Protesters in Illinois marched to Rockford Mayor Tom McNamara's home on Saturday evening to demand that charges be dropped against activists arrested during a May 30 rally sparked by George Floyd's death.

Several protesters were arrested in connection with demonstrations that day, which saw law enforcement officers fire teargas at demonstrators after a police district building was vandalized.

In the days that followed, police also arrested several individuals for alleged looting incidents that unfolded amid protests demanding racial justice in the wake of Floyd's death, which saw the 46-year-old black man killed after a white police officer, Derek Chauvin, kneeled on his neck fo nearly nine minutes.

On Saturday, protesters sought to make their demands heard by bringing their message directly to McNamara's front door.

Making their presence known with drums, air horns and pots and pans, demonstrators began to march to McNamara's house from Wester Park at around 9 p.m., according to local newspaper the Rockford Register Star.

Not long after demonstrators arrived, the mayor and his wife emerged from their home, each holding one of their children, to meet with the demonstrators, who remained on public property just a few feet away, according to the newspaper.

Speaking through a megaphone, one of the protesters relayed the group's demands, reportedly telling McNamara: "We're requesting that you guys consider dropping the charges of all protesters arrested on May 30."

"You have not publicly acknowledged any of the injuries that any of the protesters have faced," the demonstrator said, according to the Rockford Register Star. "So now we're coming right to you, to your doorstep and we'll be here as many times as we have to because you need to drop the charges."

McNamara responded by telling protesters: "I'd be happy to talk to you... I'm just not going to do it in front of my house."

Apparently unsatisfied with the mayor's response, the protester said: "You're not going to enjoy your weekend. "Not tonight."

All told, the confrontation laster for approximately one minute and 20 seconds, the Rockford Register Star reported, with protesters returning to Wester Park following the exchange.

Newsweek has contacted McNamara's office for comment.

According to the Star, demonstrators also spoke in solidarity with protesters in Portland, where ongoing unrest in the wake of Floyd's death has rocked the city for around two months now, with protesters clashing with federal law enforcement officers night after night.

City and state officials have also sparred with the Trump administration over its decision to deploy federal officers to Portland's streets.

Both Portland Mayor Ted Wheeler and Oregon Governor Kate Brown have repeatedly called on the federal government to pull its officers out of Portland, asserting that the presence of U.S. law enforcement has only heightened tensions in the city.

The Trump administration has rejected those calls, however, asserting that it will only remove federal law enforcement from Portland's streets once federal buildings are no longer at risk of destruction.

Illinois protest
Demonstrators march in the Loop to show support for black workers on July 20, 2020 in Chicago, Illinois.

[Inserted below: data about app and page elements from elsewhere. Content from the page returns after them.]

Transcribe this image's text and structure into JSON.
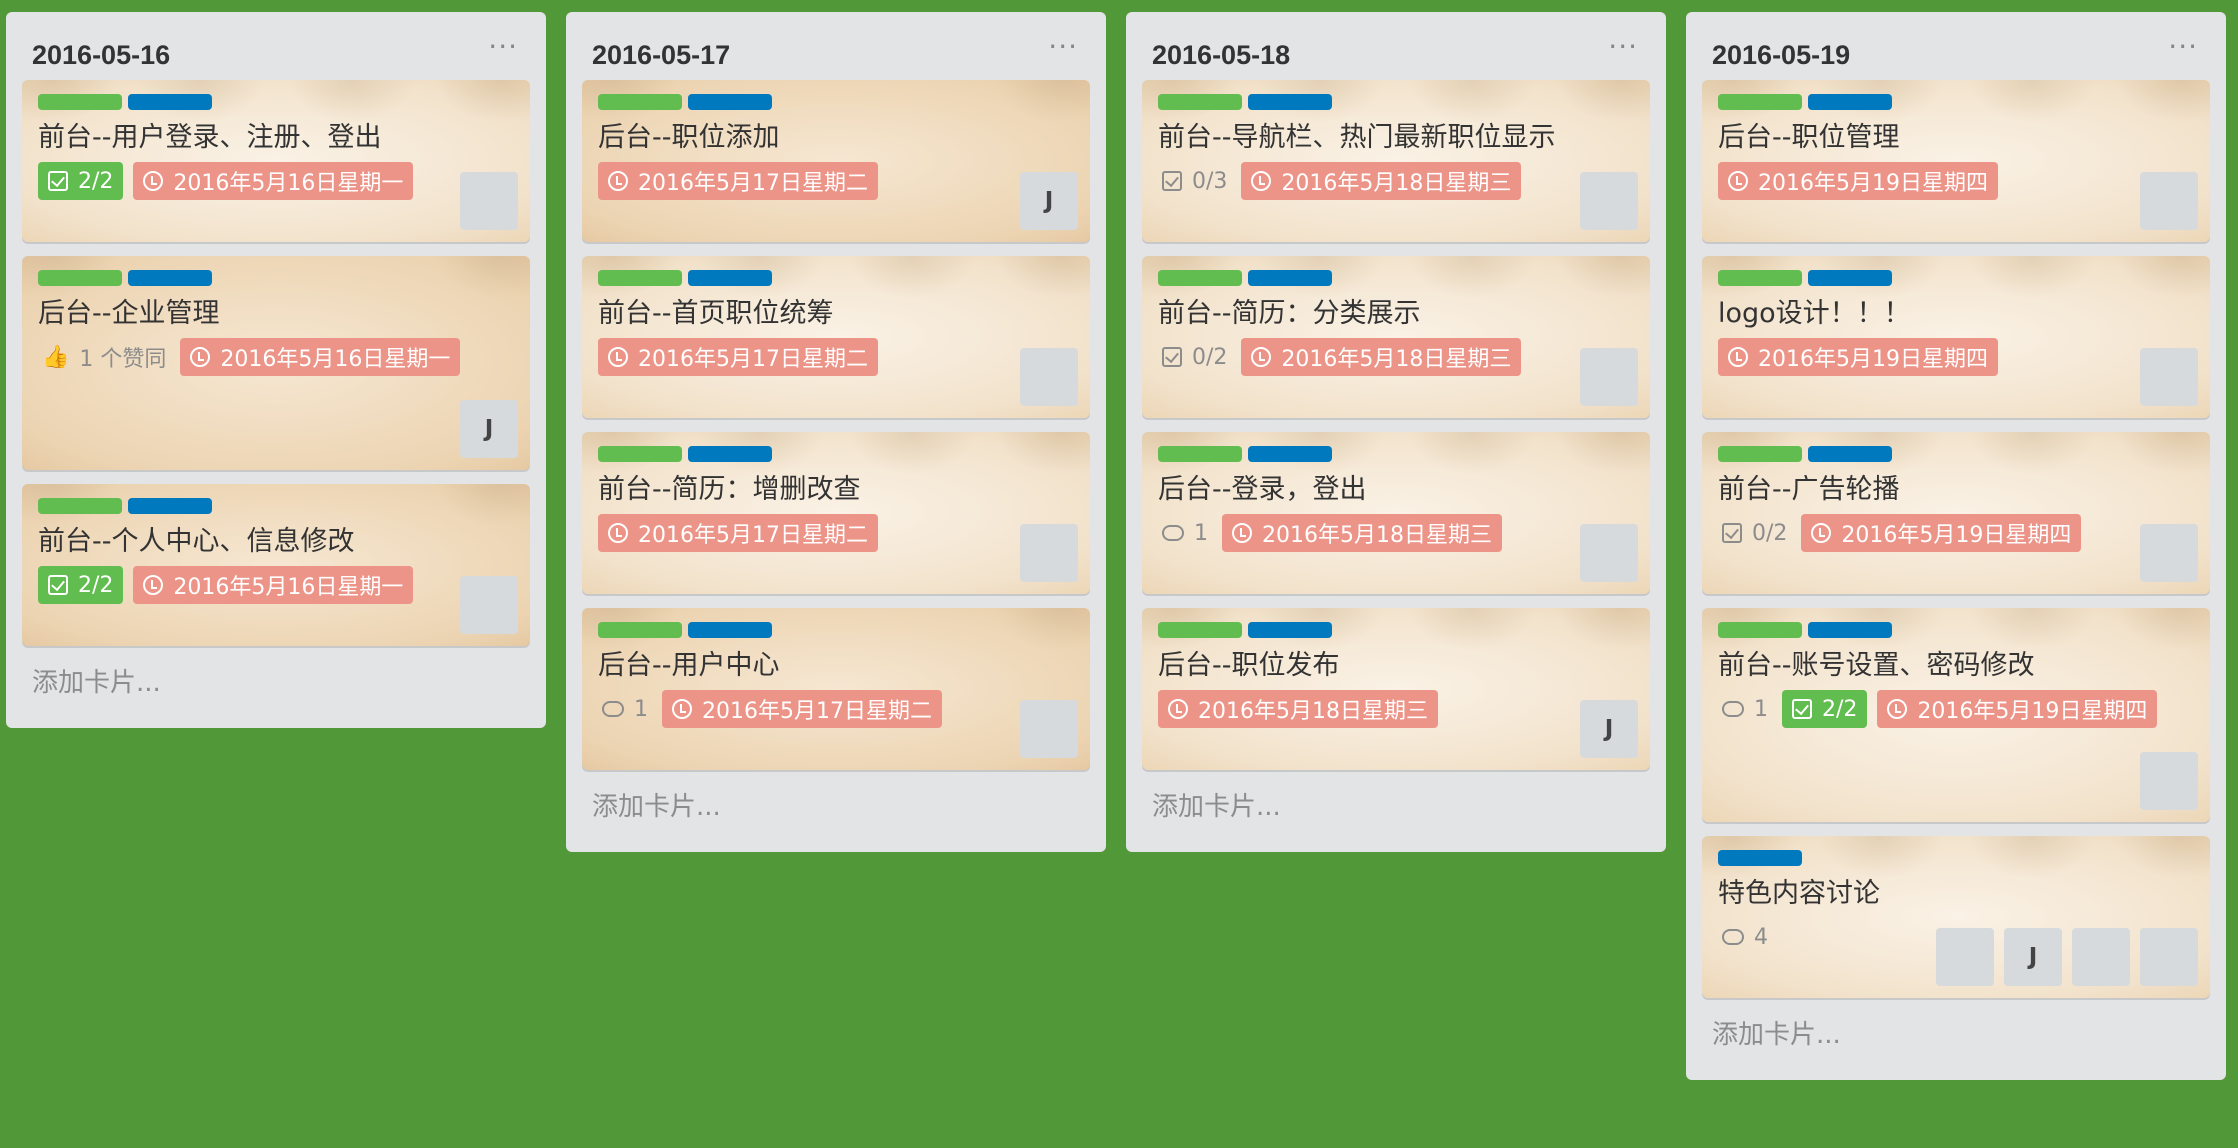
{
  "lists": [
    {
      "title": "2016-05-16",
      "menu": "···",
      "add_card": "添加卡片...",
      "cards": [
        {
          "title": "前台--用户登录、注册、登出",
          "checklist": "2/2",
          "due": "2016年5月16日星期一",
          "member": ""
        },
        {
          "title": "后台--企业管理",
          "votes": "1 个赞同",
          "due": "2016年5月16日星期一",
          "member": "J"
        },
        {
          "title": "前台--个人中心、信息修改",
          "checklist": "2/2",
          "due": "2016年5月16日星期一",
          "member": ""
        }
      ]
    },
    {
      "title": "2016-05-17",
      "menu": "···",
      "add_card": "添加卡片...",
      "cards": [
        {
          "title": "后台--职位添加",
          "due": "2016年5月17日星期二",
          "member": "J"
        },
        {
          "title": "前台--首页职位统筹",
          "due": "2016年5月17日星期二",
          "member": ""
        },
        {
          "title": "前台--简历：增删改查",
          "due": "2016年5月17日星期二",
          "member": ""
        },
        {
          "title": "后台--用户中心",
          "comments": "1",
          "due": "2016年5月17日星期二",
          "member": ""
        }
      ]
    },
    {
      "title": "2016-05-18",
      "menu": "···",
      "add_card": "添加卡片...",
      "cards": [
        {
          "title": "前台--导航栏、热门最新职位显示",
          "checklist": "0/3",
          "due": "2016年5月18日星期三",
          "member": ""
        },
        {
          "title": "前台--简历：分类展示",
          "checklist": "0/2",
          "due": "2016年5月18日星期三",
          "member": ""
        },
        {
          "title": "后台--登录，登出",
          "comments": "1",
          "due": "2016年5月18日星期三",
          "member": ""
        },
        {
          "title": "后台--职位发布",
          "due": "2016年5月18日星期三",
          "member": "J"
        }
      ]
    },
    {
      "title": "2016-05-19",
      "menu": "···",
      "add_card": "添加卡片...",
      "cards": [
        {
          "title": "后台--职位管理",
          "due": "2016年5月19日星期四",
          "member": ""
        },
        {
          "title": "logo设计！！！",
          "due": "2016年5月19日星期四",
          "member": ""
        },
        {
          "title": "前台--广告轮播",
          "checklist": "0/2",
          "due": "2016年5月19日星期四",
          "member": ""
        },
        {
          "title": "前台--账号设置、密码修改",
          "comments": "1",
          "checklist": "2/2",
          "due": "2016年5月19日星期四",
          "member": ""
        },
        {
          "title": "特色内容讨论",
          "comments": "4",
          "members": [
            "",
            "J",
            "",
            ""
          ]
        }
      ]
    }
  ],
  "colors": {
    "board_bg": "#519839",
    "label_green": "#61bd4f",
    "label_blue": "#0079bf",
    "due_badge": "#ec9488",
    "checklist_done": "#61bd4f"
  }
}
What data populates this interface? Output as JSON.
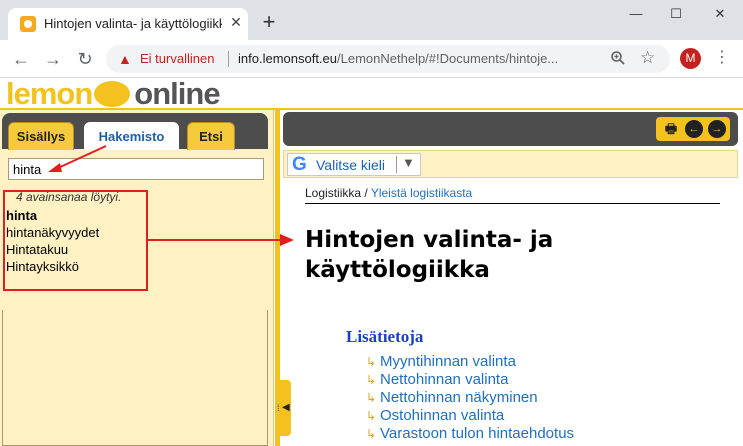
{
  "browser": {
    "tab_title": "Hintojen valinta- ja käyttölogiikka",
    "tab_close": "✕",
    "new_tab": "+",
    "window_minimize": "—",
    "window_maximize": "☐",
    "window_close": "✕",
    "security_text": "Ei turvallinen",
    "url_host": "info.lemonsoft.eu",
    "url_path": "/LemonNethelp/#!Documents/hintoje...",
    "profile_initial": "M"
  },
  "app": {
    "logo_left": "lemon",
    "logo_right": "online"
  },
  "left_panel": {
    "tabs": [
      {
        "label": "Sisällys"
      },
      {
        "label": "Hakemisto"
      },
      {
        "label": "Etsi"
      }
    ],
    "search_value": "hinta",
    "result_count": "4 avainsanaa löytyi.",
    "results": [
      "hinta",
      "hintanäkyvyydet",
      "Hintatakuu",
      "Hintayksikkö"
    ]
  },
  "language": {
    "label": "Valitse kieli",
    "caret": "▼"
  },
  "content": {
    "breadcrumb_root": "Logistiikka",
    "breadcrumb_sep": " / ",
    "breadcrumb_link": "Yleistä logistiikasta",
    "title_line1": "Hintojen valinta- ja",
    "title_line2": "käyttölogiikka",
    "more_heading": "Lisätietoja",
    "links": [
      "Myyntihinnan valinta",
      "Nettohinnan valinta",
      "Nettohinnan näkyminen",
      "Ostohinnan valinta",
      "Varastoon tulon hintaehdotus"
    ]
  },
  "colors": {
    "accent_yellow": "#f3c21f",
    "panel_bg": "#fef2c4",
    "toolbar_dark": "#4d4d4d",
    "link_blue": "#1f6fbf",
    "annotation_red": "#e02020"
  }
}
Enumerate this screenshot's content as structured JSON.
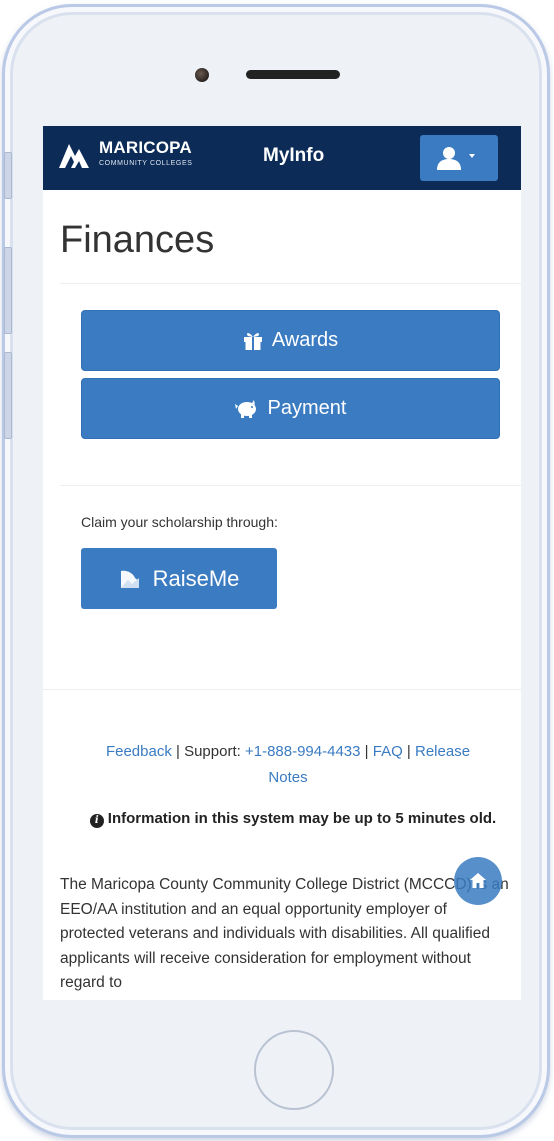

On Saturday, July 25, 2020, protesters in Rockford, Illinois marched to the home of Mayor Tom McNamara to demand that charges against protesters be dropped. Scott Olson/Getty